◆ **Assignment**
Show the lines below that contain the string "Last".

◆ **Extracted records**

Content starts

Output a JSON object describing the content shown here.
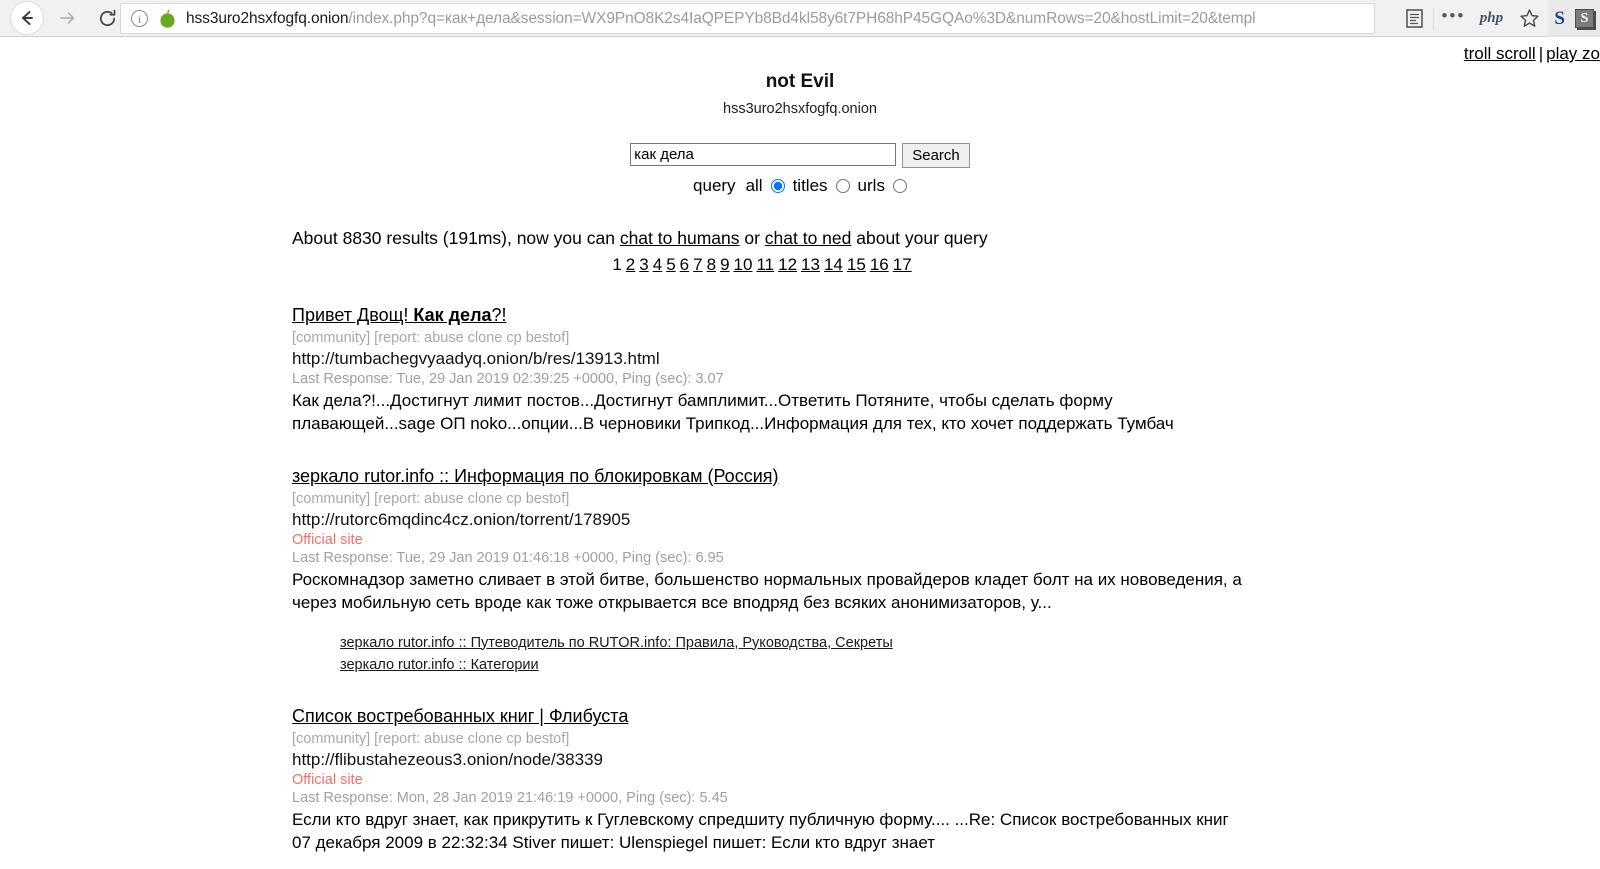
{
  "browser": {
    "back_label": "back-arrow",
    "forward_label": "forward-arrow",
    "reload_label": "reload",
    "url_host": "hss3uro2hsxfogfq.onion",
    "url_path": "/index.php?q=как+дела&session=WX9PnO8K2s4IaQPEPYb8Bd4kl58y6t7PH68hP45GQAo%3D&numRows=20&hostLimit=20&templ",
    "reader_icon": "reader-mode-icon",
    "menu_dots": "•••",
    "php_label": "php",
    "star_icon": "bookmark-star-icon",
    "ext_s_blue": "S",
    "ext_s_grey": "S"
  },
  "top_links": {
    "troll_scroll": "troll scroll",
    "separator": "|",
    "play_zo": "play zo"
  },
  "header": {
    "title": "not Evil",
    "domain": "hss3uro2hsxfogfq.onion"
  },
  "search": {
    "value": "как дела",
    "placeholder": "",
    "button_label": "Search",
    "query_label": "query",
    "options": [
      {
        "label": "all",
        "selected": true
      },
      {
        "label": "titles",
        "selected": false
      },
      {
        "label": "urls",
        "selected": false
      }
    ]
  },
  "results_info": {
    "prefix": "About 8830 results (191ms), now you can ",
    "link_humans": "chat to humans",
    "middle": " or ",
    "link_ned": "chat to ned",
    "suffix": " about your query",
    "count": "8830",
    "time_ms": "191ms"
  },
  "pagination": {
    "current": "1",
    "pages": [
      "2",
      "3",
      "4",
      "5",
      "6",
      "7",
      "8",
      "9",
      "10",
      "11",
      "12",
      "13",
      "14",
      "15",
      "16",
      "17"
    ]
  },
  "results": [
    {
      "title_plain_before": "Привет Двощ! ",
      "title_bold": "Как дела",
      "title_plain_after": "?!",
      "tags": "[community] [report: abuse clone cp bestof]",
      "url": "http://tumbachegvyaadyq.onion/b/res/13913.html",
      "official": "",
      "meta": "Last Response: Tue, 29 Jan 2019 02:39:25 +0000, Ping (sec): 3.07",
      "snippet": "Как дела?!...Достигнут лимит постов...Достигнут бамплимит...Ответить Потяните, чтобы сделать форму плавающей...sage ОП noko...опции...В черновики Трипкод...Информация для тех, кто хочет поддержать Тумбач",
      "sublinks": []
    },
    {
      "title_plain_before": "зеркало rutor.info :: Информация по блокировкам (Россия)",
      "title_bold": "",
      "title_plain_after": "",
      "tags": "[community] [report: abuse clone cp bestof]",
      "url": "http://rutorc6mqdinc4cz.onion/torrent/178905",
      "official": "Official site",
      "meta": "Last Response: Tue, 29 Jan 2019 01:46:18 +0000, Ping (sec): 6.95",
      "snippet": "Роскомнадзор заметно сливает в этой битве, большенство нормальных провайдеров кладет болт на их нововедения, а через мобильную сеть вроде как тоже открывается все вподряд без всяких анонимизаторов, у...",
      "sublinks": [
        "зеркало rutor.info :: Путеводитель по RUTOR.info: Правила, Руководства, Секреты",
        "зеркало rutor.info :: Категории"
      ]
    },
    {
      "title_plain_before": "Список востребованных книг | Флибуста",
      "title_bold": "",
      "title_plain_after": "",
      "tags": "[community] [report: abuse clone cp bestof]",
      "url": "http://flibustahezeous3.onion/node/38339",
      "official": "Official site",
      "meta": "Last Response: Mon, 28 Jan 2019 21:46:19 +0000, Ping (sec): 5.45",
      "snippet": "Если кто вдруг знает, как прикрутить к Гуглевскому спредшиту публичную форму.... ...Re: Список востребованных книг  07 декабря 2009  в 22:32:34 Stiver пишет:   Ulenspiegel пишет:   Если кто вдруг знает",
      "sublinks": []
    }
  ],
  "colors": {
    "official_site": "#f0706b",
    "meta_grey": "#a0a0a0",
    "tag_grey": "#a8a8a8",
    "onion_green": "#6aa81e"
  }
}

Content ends
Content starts

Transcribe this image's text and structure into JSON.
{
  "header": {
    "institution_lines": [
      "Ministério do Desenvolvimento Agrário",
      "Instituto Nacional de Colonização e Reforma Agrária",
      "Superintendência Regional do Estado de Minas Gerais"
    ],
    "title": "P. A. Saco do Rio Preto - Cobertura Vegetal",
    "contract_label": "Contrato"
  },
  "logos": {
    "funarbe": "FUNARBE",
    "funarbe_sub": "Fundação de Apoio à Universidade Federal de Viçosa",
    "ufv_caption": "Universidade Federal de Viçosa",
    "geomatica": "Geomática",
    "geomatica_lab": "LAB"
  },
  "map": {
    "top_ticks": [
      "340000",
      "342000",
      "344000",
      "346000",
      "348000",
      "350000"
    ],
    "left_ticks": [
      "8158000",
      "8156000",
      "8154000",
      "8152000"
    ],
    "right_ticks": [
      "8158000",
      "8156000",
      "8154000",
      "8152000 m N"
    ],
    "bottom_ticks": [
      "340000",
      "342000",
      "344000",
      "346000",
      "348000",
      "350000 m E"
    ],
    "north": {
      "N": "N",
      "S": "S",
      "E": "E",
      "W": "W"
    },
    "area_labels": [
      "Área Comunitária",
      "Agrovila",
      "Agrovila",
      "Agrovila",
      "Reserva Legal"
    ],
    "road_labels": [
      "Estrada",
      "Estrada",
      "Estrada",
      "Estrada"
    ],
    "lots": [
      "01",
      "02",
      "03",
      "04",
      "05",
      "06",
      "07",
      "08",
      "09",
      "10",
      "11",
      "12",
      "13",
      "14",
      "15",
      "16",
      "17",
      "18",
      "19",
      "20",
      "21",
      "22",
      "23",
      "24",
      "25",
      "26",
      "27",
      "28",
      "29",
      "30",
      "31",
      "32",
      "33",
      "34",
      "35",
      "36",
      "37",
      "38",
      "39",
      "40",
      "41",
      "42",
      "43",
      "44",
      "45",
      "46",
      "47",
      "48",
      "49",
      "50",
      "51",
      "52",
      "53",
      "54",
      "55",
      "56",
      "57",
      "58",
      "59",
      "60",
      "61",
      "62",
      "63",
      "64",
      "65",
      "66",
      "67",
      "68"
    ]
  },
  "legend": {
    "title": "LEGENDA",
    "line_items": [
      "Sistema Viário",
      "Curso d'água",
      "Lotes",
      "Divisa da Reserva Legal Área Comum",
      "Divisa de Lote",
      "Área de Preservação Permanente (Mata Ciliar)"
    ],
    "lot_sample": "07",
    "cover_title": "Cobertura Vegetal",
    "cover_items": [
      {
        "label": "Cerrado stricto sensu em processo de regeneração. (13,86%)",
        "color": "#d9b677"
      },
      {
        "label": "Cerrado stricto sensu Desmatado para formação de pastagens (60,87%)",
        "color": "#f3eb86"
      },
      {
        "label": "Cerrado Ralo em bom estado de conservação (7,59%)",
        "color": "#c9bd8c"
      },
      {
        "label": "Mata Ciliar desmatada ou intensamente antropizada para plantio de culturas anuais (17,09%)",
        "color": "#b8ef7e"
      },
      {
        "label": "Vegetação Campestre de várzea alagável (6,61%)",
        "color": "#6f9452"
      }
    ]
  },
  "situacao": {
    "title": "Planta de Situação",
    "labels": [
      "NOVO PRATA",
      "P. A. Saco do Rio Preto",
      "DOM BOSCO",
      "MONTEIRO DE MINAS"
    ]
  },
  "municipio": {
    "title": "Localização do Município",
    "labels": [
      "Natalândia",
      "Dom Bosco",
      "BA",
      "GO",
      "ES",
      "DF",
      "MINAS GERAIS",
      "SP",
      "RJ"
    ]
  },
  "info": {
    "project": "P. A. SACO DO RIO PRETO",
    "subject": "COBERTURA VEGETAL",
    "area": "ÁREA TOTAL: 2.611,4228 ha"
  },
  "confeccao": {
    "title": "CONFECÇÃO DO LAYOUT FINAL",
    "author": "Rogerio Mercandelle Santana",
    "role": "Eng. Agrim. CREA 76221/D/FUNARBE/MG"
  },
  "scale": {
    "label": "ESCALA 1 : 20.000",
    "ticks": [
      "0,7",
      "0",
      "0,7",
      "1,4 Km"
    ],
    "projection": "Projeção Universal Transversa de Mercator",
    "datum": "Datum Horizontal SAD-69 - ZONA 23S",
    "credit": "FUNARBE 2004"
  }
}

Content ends

◆ **Reply to the task**
      "meta": "Last Response: Tue, 29 Jan 2019 02:39:25 +0000, Ping (sec): 3.07",
      "meta": "Last Response: Tue, 29 Jan 2019 01:46:18 +0000, Ping (sec): 6.95",
      "meta": "Last Response: Mon, 28 Jan 2019 21:46:19 +0000, Ping (sec): 5.45",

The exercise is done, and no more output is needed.